Our immediate destiny is dessert, starting with two small chunks of standard baklava ($5), moving up to baklava filling in shredded dough, burma ($6). Then there is sutlac ($5), described as a kind of baked rice pudding, but plainer than that, the baked skin being the signature of the intention here. My favorite dessert was almond pudding ($4.50) in two layers of rich and richer, both with a strong marzipan almond flavor.

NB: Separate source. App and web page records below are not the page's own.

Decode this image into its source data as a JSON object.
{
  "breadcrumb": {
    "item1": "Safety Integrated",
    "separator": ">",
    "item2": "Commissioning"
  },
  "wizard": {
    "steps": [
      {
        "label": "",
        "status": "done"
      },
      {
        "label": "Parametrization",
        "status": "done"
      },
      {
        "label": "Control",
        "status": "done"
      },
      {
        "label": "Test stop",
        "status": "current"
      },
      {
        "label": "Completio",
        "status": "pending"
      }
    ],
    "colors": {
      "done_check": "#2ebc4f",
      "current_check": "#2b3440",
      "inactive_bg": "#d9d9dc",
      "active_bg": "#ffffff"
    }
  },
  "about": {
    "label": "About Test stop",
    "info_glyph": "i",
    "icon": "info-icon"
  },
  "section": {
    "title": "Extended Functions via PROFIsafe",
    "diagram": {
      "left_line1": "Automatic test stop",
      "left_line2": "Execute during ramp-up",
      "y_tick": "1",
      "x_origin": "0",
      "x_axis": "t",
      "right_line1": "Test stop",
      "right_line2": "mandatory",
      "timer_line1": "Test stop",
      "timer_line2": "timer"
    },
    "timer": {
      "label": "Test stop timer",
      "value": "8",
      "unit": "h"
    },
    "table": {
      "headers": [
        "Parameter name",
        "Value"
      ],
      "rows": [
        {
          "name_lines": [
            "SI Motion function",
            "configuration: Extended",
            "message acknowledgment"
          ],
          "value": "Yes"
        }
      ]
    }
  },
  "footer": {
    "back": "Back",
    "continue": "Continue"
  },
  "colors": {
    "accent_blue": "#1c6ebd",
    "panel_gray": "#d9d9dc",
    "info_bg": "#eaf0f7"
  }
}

Décor is the second check-off of my resolutions for restaurateurs this year: use the TV screen for looped tourist art videos. Turkey has a lot of expanse and long beaches in this intelligent use of the screen. The décor here has followed the chef around: I've seen these kilims before, but they do fine on the quarry-tile floor of a former café. With 11 tables, there is not much more to do than hang some photos and play a little background music. Atmosphere on a quiet night is hard to judge, although one very good sign was meeting a friend who I know as a serious foodie and a more serious Armenian (speaks the language, been there, that kind of thing). A Turkish restaurant good enough for Armenians is the real deal.
The name: an Istanbul'lu is a native of the Turkish capital. The chef is reportedly actually a Rizelli (the name of yet another of his restaurants) from the Black Sea town of Rize, but grew up in the big city.
Robert Nadeau can be reached at firstname.lastname@example.org.
Istanbul’lu | 237 Holland Street, Somerville | 617.440.7387 | Open Tuesday, 5–10 pm; Wednesday–Friday, 11 am–10 pm; Saturday, 10 am–10 pm; and Sunday, 10 am–9 pm | AE, MC, Vi | No liquor | No valet parking | Access up two steps from sidewalk level